At just two feet long, juveniles can be snatched out of the water with one hand. Older animals tend to be savvier, ducking underwater when a member of the survey team creeps up. Then, it’s a game of waiting until they resurface, and hoping they don’t swim or run away underwater.
Creeping through the water to find a caiman, you can “sometimes get a little too close for comfort before you realize where they’re sitting,” Mr. Godfrey said. Even a caught caiman isn’t done fighting. Once, when Mr. Godfrey was demonstrating for a group of new hires the proper technique for handling a captured animal, the caiman he was sitting on tried to escape. He was dragged a few feet and got a nasty case of carpet burn.
The Croc Docs caught just five caimans in the first year. In 2020, the team set a record of 47. But their catch rate is now on the decline. In July, Mr. Godfrey took his team out to the Honey Hole, and the once-teeming pond seemed to host just a single juvenile caiman hiding in the mangroves.
Juveniles mean hatchlings. And hatchlings mean that there are still some caimans actively nesting in southern Florida.
On a Croc Doc survey last week, Bryna Daykin and Libby Sutton, wildlife biologists of the University of Florida, captured a caiman hatchling in a marsh near Biscayne Bay. The tiny foundling — so small the women could scoop it up by hand — means that there is at least one breeding pair in the area.
The decline in sightings by survey crews like Ms. Daykin and Ms. Sutton might mean that caimans are getting better at hiding. But there’s another, more tantalizing possibility: The patrols are working.
Art Roybal, a biologist with the U.S. Fish and Wildlife Service in Florida, suspects that the Croc Docs’ catch-and-kill technique is behind the decline.
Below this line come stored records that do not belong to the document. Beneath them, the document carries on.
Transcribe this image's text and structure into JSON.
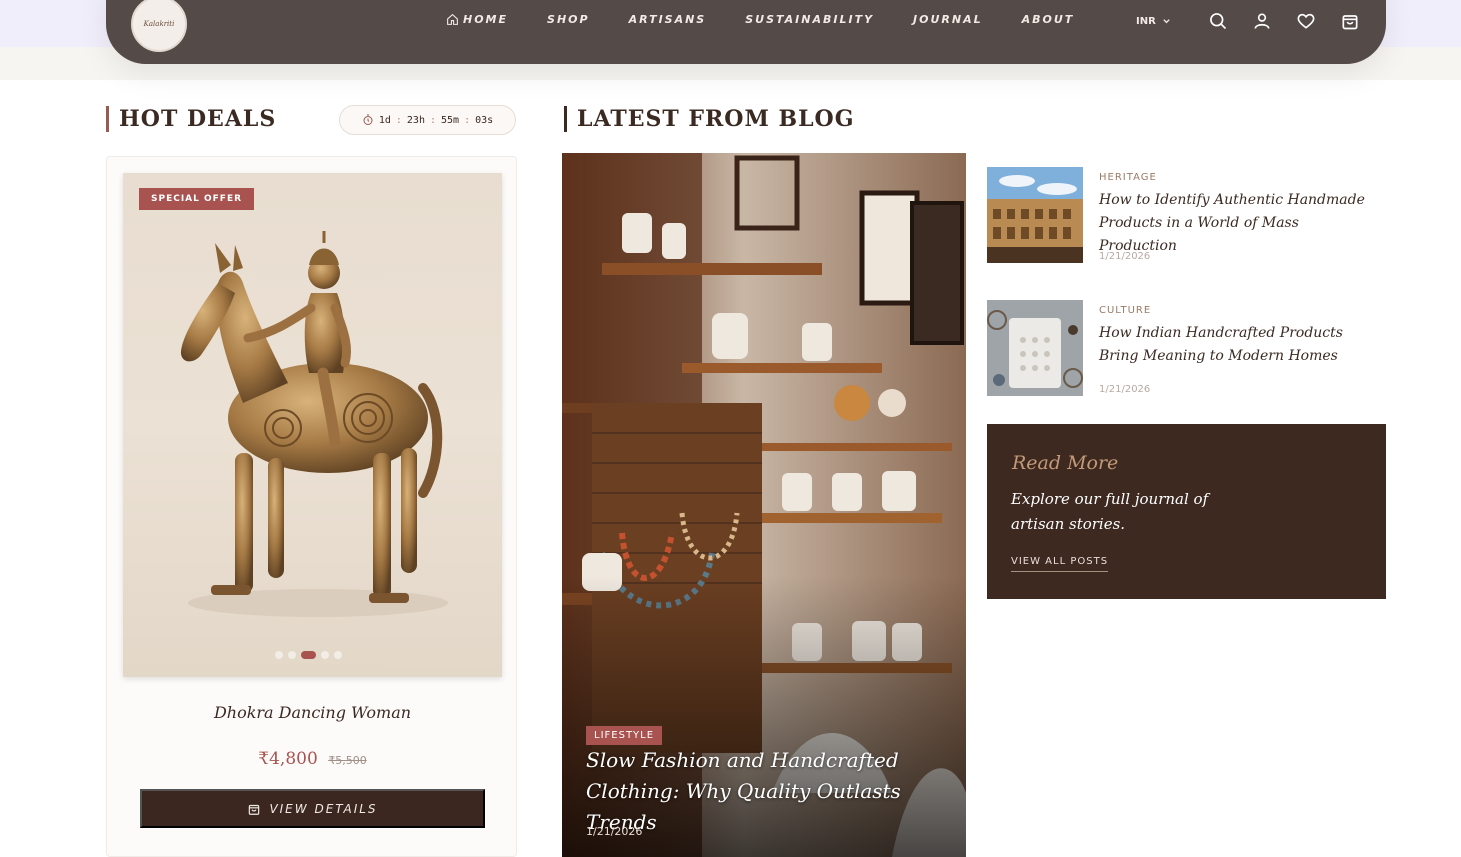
{
  "brand": {
    "logo_text": "Kalakriti"
  },
  "nav": {
    "links": [
      "HOME",
      "SHOP",
      "ARTISANS",
      "SUSTAINABILITY",
      "JOURNAL",
      "ABOUT"
    ],
    "currency": "INR",
    "icons": [
      "search-icon",
      "user-icon",
      "heart-icon",
      "bag-icon"
    ]
  },
  "hot_deals": {
    "title": "HOT DEALS",
    "timer": {
      "days": "1d",
      "hours": "23h",
      "minutes": "55m",
      "seconds": "03s",
      "sep": ":"
    },
    "card": {
      "badge": "SPECIAL OFFER",
      "name": "Dhokra Dancing Woman",
      "price": "₹4,800",
      "old_price": "₹5,500",
      "button": "VIEW DETAILS",
      "slides": 5,
      "active_slide": 3
    }
  },
  "blog": {
    "title": "LATEST FROM BLOG",
    "featured": {
      "category": "LIFESTYLE",
      "title": "Slow Fashion and Handcrafted Clothing: Why Quality Outlasts Trends",
      "date": "1/21/2026"
    },
    "posts": [
      {
        "category": "HERITAGE",
        "title": "How to Identify Authentic Handmade Products in a World of Mass Production",
        "date": "1/21/2026"
      },
      {
        "category": "CULTURE",
        "title": "How Indian Handcrafted Products Bring Meaning to Modern Homes",
        "date": "1/21/2026"
      }
    ],
    "read_more": {
      "label": "Read More",
      "text": "Explore our full journal of artisan stories.",
      "link": "VIEW ALL POSTS"
    }
  },
  "colors": {
    "accent": "#a8534f",
    "dark": "#3b271f",
    "nav": "#544a47"
  }
}
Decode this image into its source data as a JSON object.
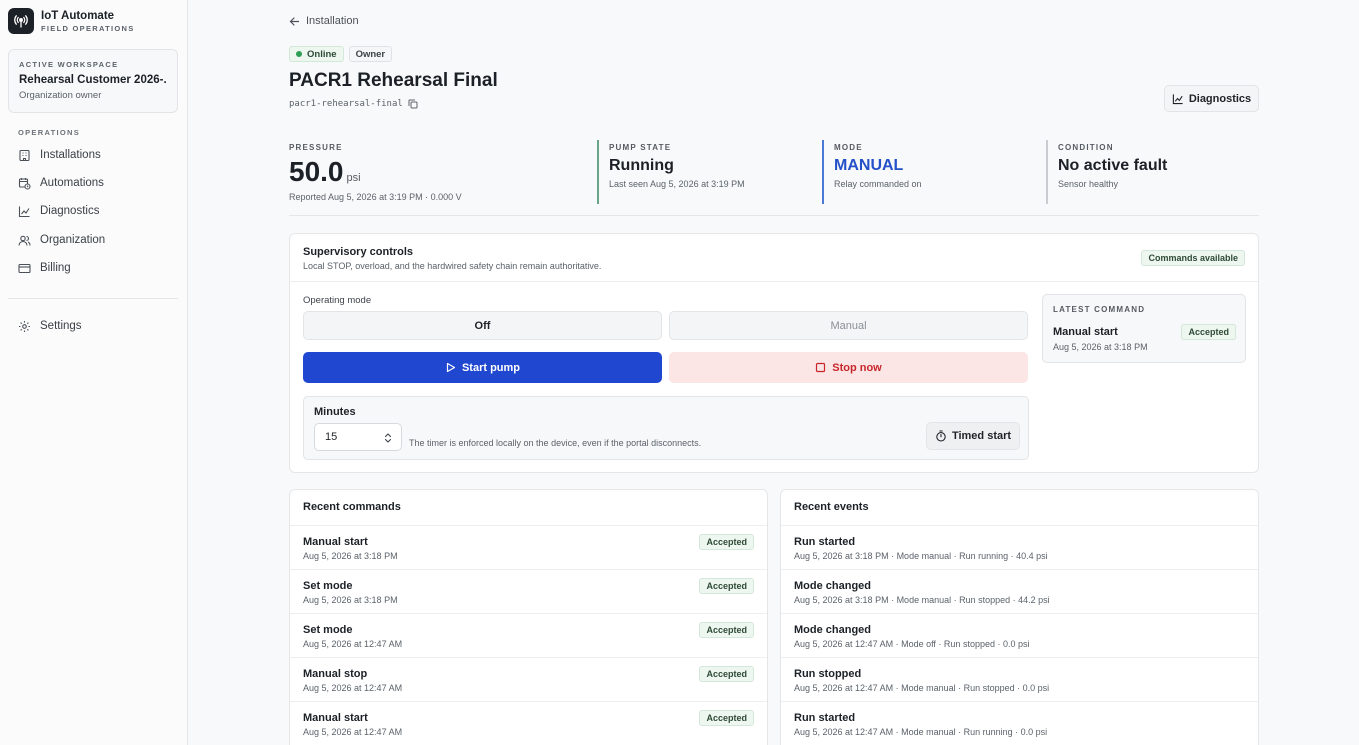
{
  "brand": {
    "title": "IoT Automate",
    "subtitle": "FIELD OPERATIONS"
  },
  "workspace": {
    "label": "ACTIVE WORKSPACE",
    "name": "Rehearsal Customer 2026-...",
    "role": "Organization owner"
  },
  "nav": {
    "section_label": "OPERATIONS",
    "items": [
      {
        "label": "Installations",
        "icon": "building-icon"
      },
      {
        "label": "Automations",
        "icon": "calendar-clock-icon"
      },
      {
        "label": "Diagnostics",
        "icon": "chart-line-icon"
      },
      {
        "label": "Organization",
        "icon": "users-icon"
      },
      {
        "label": "Billing",
        "icon": "credit-card-icon"
      }
    ],
    "settings_label": "Settings"
  },
  "header": {
    "back_label": "Installation",
    "status_badge": "Online",
    "role_badge": "Owner",
    "title": "PACR1 Rehearsal Final",
    "slug": "pacr1-rehearsal-final",
    "diagnostics_button": "Diagnostics"
  },
  "stats": {
    "pressure": {
      "label": "PRESSURE",
      "value": "50.0",
      "unit": "psi",
      "note": "Reported Aug 5, 2026 at 3:19 PM · 0.000 V"
    },
    "pump_state": {
      "label": "PUMP STATE",
      "value": "Running",
      "note": "Last seen Aug 5, 2026 at 3:19 PM"
    },
    "mode": {
      "label": "MODE",
      "value": "MANUAL",
      "note": "Relay commanded on"
    },
    "condition": {
      "label": "CONDITION",
      "value": "No active fault",
      "note": "Sensor healthy"
    }
  },
  "supervisory": {
    "title": "Supervisory controls",
    "subtitle": "Local STOP, overload, and the hardwired safety chain remain authoritative.",
    "availability": "Commands available",
    "operating_mode_label": "Operating mode",
    "mode_off": "Off",
    "mode_manual": "Manual",
    "start_button": "Start pump",
    "stop_button": "Stop now",
    "timer": {
      "label": "Minutes",
      "value": "15",
      "note": "The timer is enforced locally on the device, even if the portal disconnects.",
      "button": "Timed start"
    },
    "latest": {
      "label": "LATEST COMMAND",
      "name": "Manual start",
      "status": "Accepted",
      "time": "Aug 5, 2026 at 3:18 PM"
    }
  },
  "recent_commands": {
    "title": "Recent commands",
    "rows": [
      {
        "name": "Manual start",
        "time": "Aug 5, 2026 at 3:18 PM",
        "status": "Accepted"
      },
      {
        "name": "Set mode",
        "time": "Aug 5, 2026 at 3:18 PM",
        "status": "Accepted"
      },
      {
        "name": "Set mode",
        "time": "Aug 5, 2026 at 12:47 AM",
        "status": "Accepted"
      },
      {
        "name": "Manual stop",
        "time": "Aug 5, 2026 at 12:47 AM",
        "status": "Accepted"
      },
      {
        "name": "Manual start",
        "time": "Aug 5, 2026 at 12:47 AM",
        "status": "Accepted"
      }
    ]
  },
  "recent_events": {
    "title": "Recent events",
    "rows": [
      {
        "name": "Run started",
        "detail": "Aug 5, 2026 at 3:18 PM · Mode manual · Run running · 40.4 psi"
      },
      {
        "name": "Mode changed",
        "detail": "Aug 5, 2026 at 3:18 PM · Mode manual · Run stopped · 44.2 psi"
      },
      {
        "name": "Mode changed",
        "detail": "Aug 5, 2026 at 12:47 AM · Mode off · Run stopped · 0.0 psi"
      },
      {
        "name": "Run stopped",
        "detail": "Aug 5, 2026 at 12:47 AM · Mode manual · Run stopped · 0.0 psi"
      },
      {
        "name": "Run started",
        "detail": "Aug 5, 2026 at 12:47 AM · Mode manual · Run running · 0.0 psi"
      }
    ]
  },
  "colors": {
    "accent": "#1f47cf",
    "danger": "#c8262b",
    "success": "#2f9e55",
    "mode_blue": "#2450c8"
  }
}
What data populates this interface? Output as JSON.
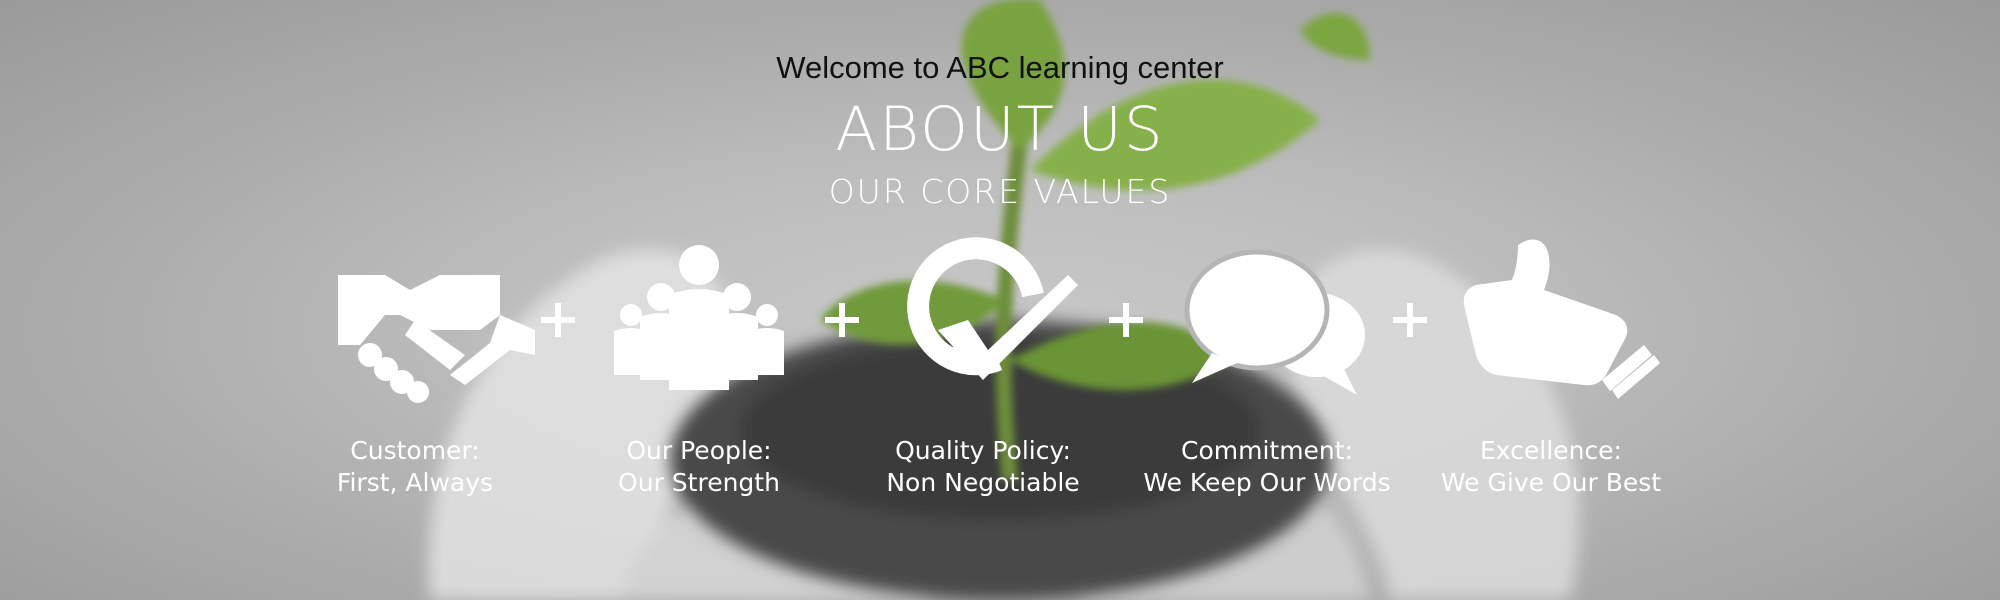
{
  "banner": {
    "welcome": "Welcome to ABC learning center",
    "title": "ABOUT US",
    "subtitle": "OUR CORE VALUES"
  },
  "values": [
    {
      "line1": "Customer:",
      "line2": "First, Always",
      "icon": "handshake-icon"
    },
    {
      "line1": "Our People:",
      "line2": "Our Strength",
      "icon": "people-group-icon"
    },
    {
      "line1": "Quality Policy:",
      "line2": "Non Negotiable",
      "icon": "quality-check-icon"
    },
    {
      "line1": "Commitment:",
      "line2": "We Keep Our Words",
      "icon": "speech-bubbles-icon"
    },
    {
      "line1": "Excellence:",
      "line2": "We Give Our Best",
      "icon": "thumbs-up-icon"
    }
  ],
  "separator": "plus-icon",
  "colors": {
    "text_light": "#ffffff",
    "text_dark": "#111111",
    "leaf_green": "#6f9a3a"
  }
}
“It’s not the most wonderful job,” he said. But the researchers “know their species really well,” he added.
The team euthanizes each captured caiman using a captive bolt gun — similar to a technique used to stun cows before they’re butchered. It’s a relatively humane way to kill the animals, and it ensures that they can’t return to the ecosystem to breed, Mr. Godfrey said.
Caimans are a good prospect for elimination because they’re prevented from moving too far north by the frost line. But nonnative animals have a bad habit of popping back up when you least expect it. So getting rid of the caiman for good will take more money — and that’s something Mr. Roybal says you can’t always count on.
“The funding is never there for invasive species,” he warned.
Joshua Friers, the cultural and natural resources manager for Homestead Air Reserve Base, was more optimistic. “I do think this is a species we can successfully eradicate,” he said. When Mr. Friers started working at the base 15 years ago, one of his responsibilities was to remove caimans that wandered too close to its buildings. He hasn’t spotted one in years.
And for what it’s worth, Mr. Godfrey noticed that in some of the areas where the team removed caimans — including near the Honey Hole — alligators and crocodiles had started to reappear. It’s hard to say for sure that removing an invasive species is helping the local ecosystem. But the return of native species is a good sign, he says.
The work by the Croc Docs lab is “an awesome success story,” Mr. Edwards said. Invasive species removal is tough, messy and slow work.
But “it’s worth it,” he said. “If nobody does it, we’re not going to have the Everglades. We’re going to have a zoo.”